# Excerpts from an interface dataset
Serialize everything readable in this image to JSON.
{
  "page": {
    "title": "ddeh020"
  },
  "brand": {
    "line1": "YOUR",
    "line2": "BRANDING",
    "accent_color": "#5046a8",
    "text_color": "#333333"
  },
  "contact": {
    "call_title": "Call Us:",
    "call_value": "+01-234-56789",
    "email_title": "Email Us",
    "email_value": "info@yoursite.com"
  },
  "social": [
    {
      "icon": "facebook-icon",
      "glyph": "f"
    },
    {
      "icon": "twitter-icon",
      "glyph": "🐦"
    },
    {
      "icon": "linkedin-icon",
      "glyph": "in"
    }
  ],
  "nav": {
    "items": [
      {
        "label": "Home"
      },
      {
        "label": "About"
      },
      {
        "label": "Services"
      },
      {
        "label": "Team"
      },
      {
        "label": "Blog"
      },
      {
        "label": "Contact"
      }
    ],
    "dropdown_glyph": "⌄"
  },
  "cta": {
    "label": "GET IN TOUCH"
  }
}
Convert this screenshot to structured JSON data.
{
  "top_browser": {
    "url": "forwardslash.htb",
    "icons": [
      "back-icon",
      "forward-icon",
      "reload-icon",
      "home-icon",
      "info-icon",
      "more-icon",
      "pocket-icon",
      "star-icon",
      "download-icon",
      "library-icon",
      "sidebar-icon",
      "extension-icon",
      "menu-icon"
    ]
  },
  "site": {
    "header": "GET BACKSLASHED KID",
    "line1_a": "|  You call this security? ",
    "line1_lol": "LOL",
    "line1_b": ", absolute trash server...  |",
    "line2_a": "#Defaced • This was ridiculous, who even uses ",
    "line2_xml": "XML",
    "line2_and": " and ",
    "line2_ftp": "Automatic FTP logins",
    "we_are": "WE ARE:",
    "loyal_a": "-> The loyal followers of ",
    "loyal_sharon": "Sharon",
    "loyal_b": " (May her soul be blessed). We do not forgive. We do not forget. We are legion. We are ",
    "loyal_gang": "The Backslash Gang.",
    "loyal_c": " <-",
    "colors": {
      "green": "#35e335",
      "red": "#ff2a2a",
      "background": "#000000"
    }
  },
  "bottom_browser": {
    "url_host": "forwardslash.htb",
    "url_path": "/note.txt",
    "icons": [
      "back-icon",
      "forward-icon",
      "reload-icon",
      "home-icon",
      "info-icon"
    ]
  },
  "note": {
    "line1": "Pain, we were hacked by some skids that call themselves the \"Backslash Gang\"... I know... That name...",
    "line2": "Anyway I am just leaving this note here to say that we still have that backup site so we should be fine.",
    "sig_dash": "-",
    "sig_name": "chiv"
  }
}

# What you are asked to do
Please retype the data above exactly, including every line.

# Worked solution
Serialize everything readable in this image to JSON.
{
  "page": {
    "title": "ddeh020"
  },
  "brand": {
    "line1": "YOUR",
    "line2": "BRANDING",
    "accent_color": "#5046a8",
    "text_color": "#333333"
  },
  "contact": {
    "call_title": "Call Us:",
    "call_value": "+01-234-56789",
    "email_title": "Email Us",
    "email_value": "info@yoursite.com"
  },
  "social": [
    {
      "icon": "facebook-icon",
      "glyph": "f"
    },
    {
      "icon": "twitter-icon",
      "glyph": "🐦"
    },
    {
      "icon": "linkedin-icon",
      "glyph": "in"
    }
  ],
  "nav": {
    "items": [
      {
        "label": "Home"
      },
      {
        "label": "About"
      },
      {
        "label": "Services"
      },
      {
        "label": "Team"
      },
      {
        "label": "Blog"
      },
      {
        "label": "Contact"
      }
    ],
    "dropdown_glyph": "⌄"
  },
  "cta": {
    "label": "GET IN TOUCH"
  }
}
Convert this screenshot to structured JSON data.
{
  "top_browser": {
    "url": "forwardslash.htb",
    "icons": [
      "back-icon",
      "forward-icon",
      "reload-icon",
      "home-icon",
      "info-icon",
      "more-icon",
      "pocket-icon",
      "star-icon",
      "download-icon",
      "library-icon",
      "sidebar-icon",
      "extension-icon",
      "menu-icon"
    ]
  },
  "site": {
    "header": "GET BACKSLASHED KID",
    "line1_a": "|  You call this security? ",
    "line1_lol": "LOL",
    "line1_b": ", absolute trash server...  |",
    "line2_a": "#Defaced • This was ridiculous, who even uses ",
    "line2_xml": "XML",
    "line2_and": " and ",
    "line2_ftp": "Automatic FTP logins",
    "we_are": "WE ARE:",
    "loyal_a": "-> The loyal followers of ",
    "loyal_sharon": "Sharon",
    "loyal_b": " (May her soul be blessed). We do not forgive. We do not forget. We are legion. We are ",
    "loyal_gang": "The Backslash Gang.",
    "loyal_c": " <-",
    "colors": {
      "green": "#35e335",
      "red": "#ff2a2a",
      "background": "#000000"
    }
  },
  "bottom_browser": {
    "url_host": "forwardslash.htb",
    "url_path": "/note.txt",
    "icons": [
      "back-icon",
      "forward-icon",
      "reload-icon",
      "home-icon",
      "info-icon"
    ]
  },
  "note": {
    "line1": "Pain, we were hacked by some skids that call themselves the \"Backslash Gang\"... I know... That name...",
    "line2": "Anyway I am just leaving this note here to say that we still have that backup site so we should be fine.",
    "sig_dash": "-",
    "sig_name": "chiv"
  }
}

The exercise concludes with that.